Midterm Election Cybersecurity: “The Adversary Wins If We Don’t Vote”
November 6th, 2018 by CHHS RAs
By CHHS Extern Kaitlyn Holzer
Two years ago, Russia interfered with the United States presidential election by hacking into the Democratic National Committee’s server and engaging in a series of online campaigns through false social media accounts. Today, voters wonder if the midterm election faces similar challenges.
Federal and state officials are closely monitoring today’s election by surveying voting and registration systems across the country. Additionally, the Department of Homeland Security installed ALBERT Sensors in 39 states. These sensors detect traffic on an election system’s network and alert the federal government to suspicious information. Swing states such as Florida have implemented ALBERT sensors in every county. As a result of the federal government’s efforts, Secretary of DHS, Kirstjen Nielsen, assured voters that today’s election “is going to be the most secure we’ve ever had.”
However, in the weeks leading up to today’s election, foreign hackers have targeted voter registration databases, election officials, and election networks at an alarming rate. Since August 1, 2018, there have been more than 160 attempts to alter the midterm election. During the last few weeks, attempts at hacking today’s election have increased to about 10 instances per day.
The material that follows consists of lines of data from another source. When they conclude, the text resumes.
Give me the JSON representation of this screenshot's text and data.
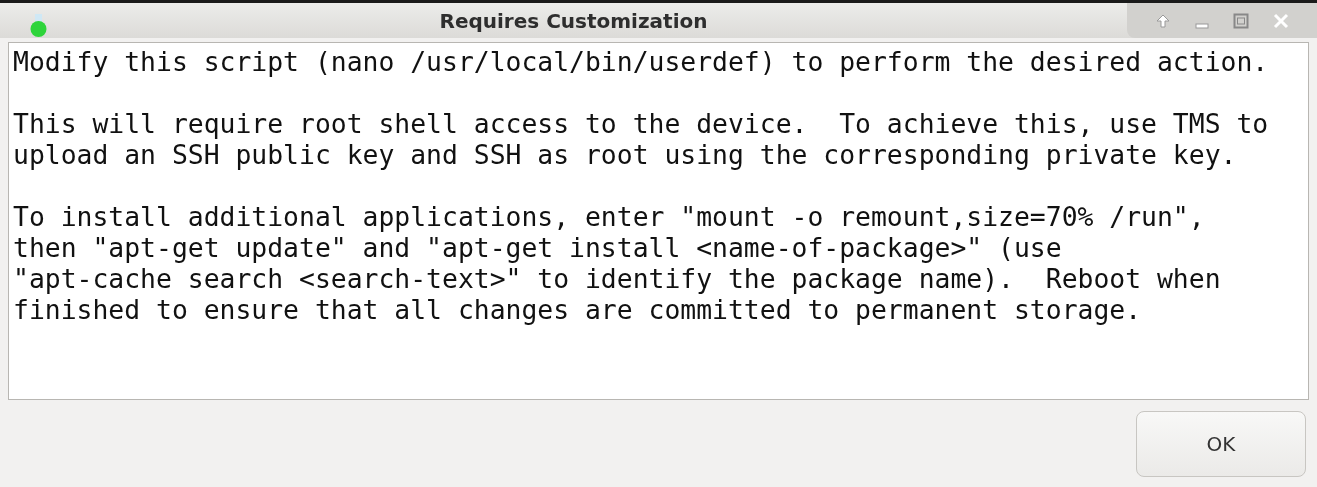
{
  "window": {
    "title": "Requires Customization"
  },
  "message": {
    "paragraphs": [
      [
        "Modify this script (nano /usr/local/bin/userdef) to perform the desired action."
      ],
      [
        "This will require root shell access to the device.  To achieve this, use TMS to",
        "upload an SSH public key and SSH as root using the corresponding private key."
      ],
      [
        "To install additional applications, enter \"mount -o remount,size=70% /run\",",
        "then \"apt-get update\" and \"apt-get install <name-of-package>\" (use",
        "\"apt-cache search <search-text>\" to identify the package name).  Reboot when",
        "finished to ensure that all changes are committed to permanent storage."
      ]
    ]
  },
  "buttons": [
    "OK"
  ]
}
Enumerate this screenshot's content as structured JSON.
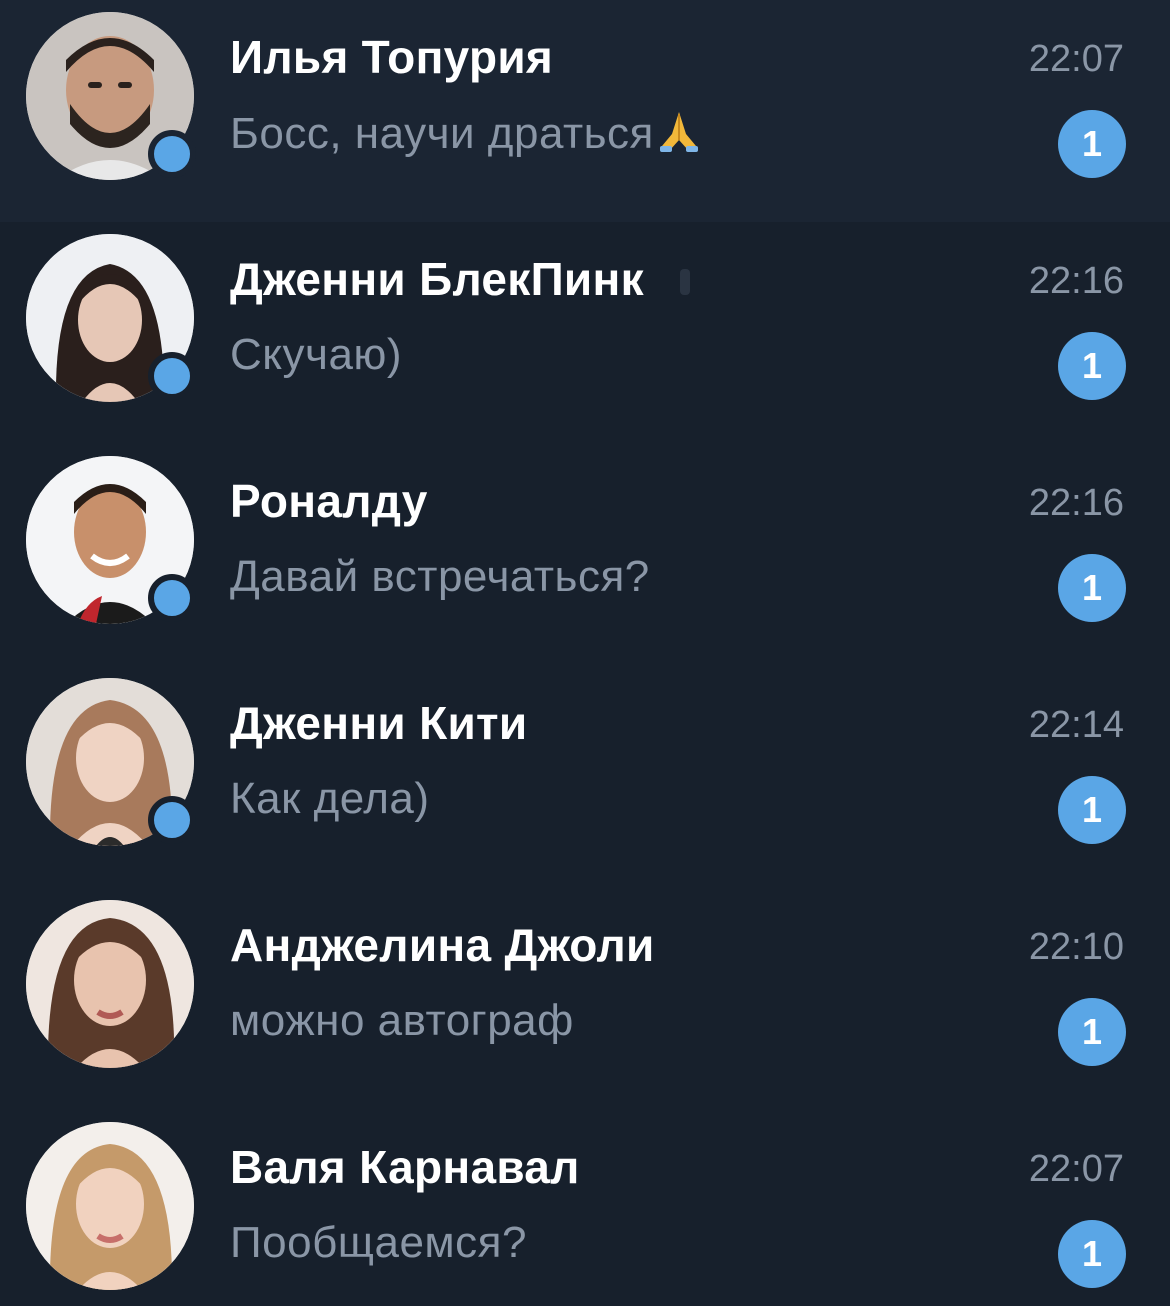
{
  "chats": [
    {
      "name": "Илья Топурия",
      "preview": "Босс, научи драться",
      "preview_emoji": "folded-hands-icon",
      "time": "22:07",
      "unread": "1",
      "online": true,
      "avatar": "avatar-photo-man-beard"
    },
    {
      "name": "Дженни БлекПинк",
      "preview": "Скучаю)",
      "time": "22:16",
      "unread": "1",
      "online": true,
      "avatar": "avatar-photo-woman-dark-hair"
    },
    {
      "name": "Роналду",
      "preview": "Давай встречаться?",
      "time": "22:16",
      "unread": "1",
      "online": true,
      "avatar": "avatar-photo-man-smiling"
    },
    {
      "name": "Дженни Кити",
      "preview": "Как дела)",
      "time": "22:14",
      "unread": "1",
      "online": true,
      "avatar": "avatar-photo-woman-light-hair"
    },
    {
      "name": "Анджелина Джоли",
      "preview": "можно автограф",
      "time": "22:10",
      "unread": "1",
      "online": false,
      "avatar": "avatar-photo-woman-brown-hair"
    },
    {
      "name": "Валя Карнавал",
      "preview": "Пообщаемся?",
      "time": "22:07",
      "unread": "1",
      "online": false,
      "avatar": "avatar-photo-woman-blonde"
    }
  ],
  "colors": {
    "background": "#17202c",
    "highlight_row": "#1b2533",
    "accent": "#5aa6e6",
    "secondary_text": "#8a96a6",
    "primary_text": "#ffffff"
  }
}
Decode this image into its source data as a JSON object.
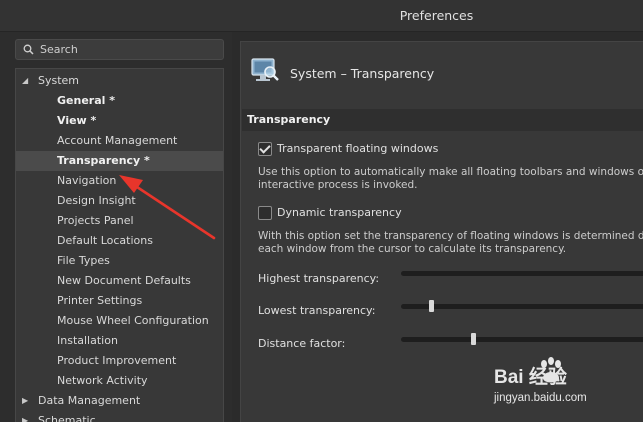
{
  "window": {
    "title": "Preferences"
  },
  "search": {
    "placeholder": "Search"
  },
  "tree": {
    "system_label": "System",
    "children": [
      "General *",
      "View *",
      "Account Management",
      "Transparency *",
      "Navigation",
      "Design Insight",
      "Projects Panel",
      "Default Locations",
      "File Types",
      "New Document Defaults",
      "Printer Settings",
      "Mouse Wheel Configuration",
      "Installation",
      "Product Improvement",
      "Network Activity"
    ],
    "data_management_label": "Data Management",
    "schematic_label": "Schematic",
    "selected": "Transparency *"
  },
  "header": {
    "title": "System – Transparency",
    "icon": "monitor-magnifier-icon"
  },
  "section": {
    "title": "Transparency"
  },
  "options": {
    "floating": {
      "label": "Transparent floating windows",
      "checked": true,
      "desc1": "Use this option to automatically make all floating toolbars and windows ov",
      "desc2": "interactive process is invoked."
    },
    "dynamic": {
      "label": "Dynamic transparency",
      "checked": false,
      "desc1": "With this option set the transparency of floating windows is determined dy",
      "desc2": "each window from the cursor to calculate its transparency."
    }
  },
  "sliders": {
    "highest": {
      "label": "Highest transparency:",
      "value": 0
    },
    "lowest": {
      "label": "Lowest transparency:",
      "value": 0.12
    },
    "distance": {
      "label": "Distance factor:",
      "value": 0.29
    }
  },
  "watermark": {
    "brand": "Bai  经验",
    "url": "jingyan.baidu.com"
  },
  "colors": {
    "arrow": "#e8352b",
    "panel": "#383838",
    "background": "#2b2b2b"
  }
}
As recently as last week, Georgia GOP gubernational nominee, Brian Kemp, announced that the state’s voter registration system may have been hacked and accused the Georgia Democratic Party of committing cybercrimes against his campaign. Kemp’s office was made aware of the attack by the Georgia Democratic Party after a concerned voter disclosed information to them. For now, the investigation focuses on the Democratic Party and makes no mention of foreign adversaries.
After the 2016 presidential election, states began to prepare for the midterm elections by working to improve their cybersecurity. Lawrence Norden, an election security expert at the Brennan Center of Justice at New York University notes “the fact that we’re monitoring this activity is in itself a good sign.” In preparation for today’s vote, Washington, Illinois, and Wisconsin activated the National Guard cyber-security units. In the event of a cyberattack, the National Guard is immediately ready to provide assistance to these three states in securing their election systems. Other states may also activate the National Guard in the case of a cyberattack by an executive order from the governor.
Although the focus of potential cyberattacks on today’s election centers around voting machines and networks, the largest cybersecurity threat we face today is the vulnerability of local election websites where voters find information about polling places. The manipulation of these websites will not affect the ballots, but it may cause a decrease in voter turnout due to fear and lack of confidence in the security of the election system. Nielsen warned “the main important thing here is that the adversary wins if we don’t vote.”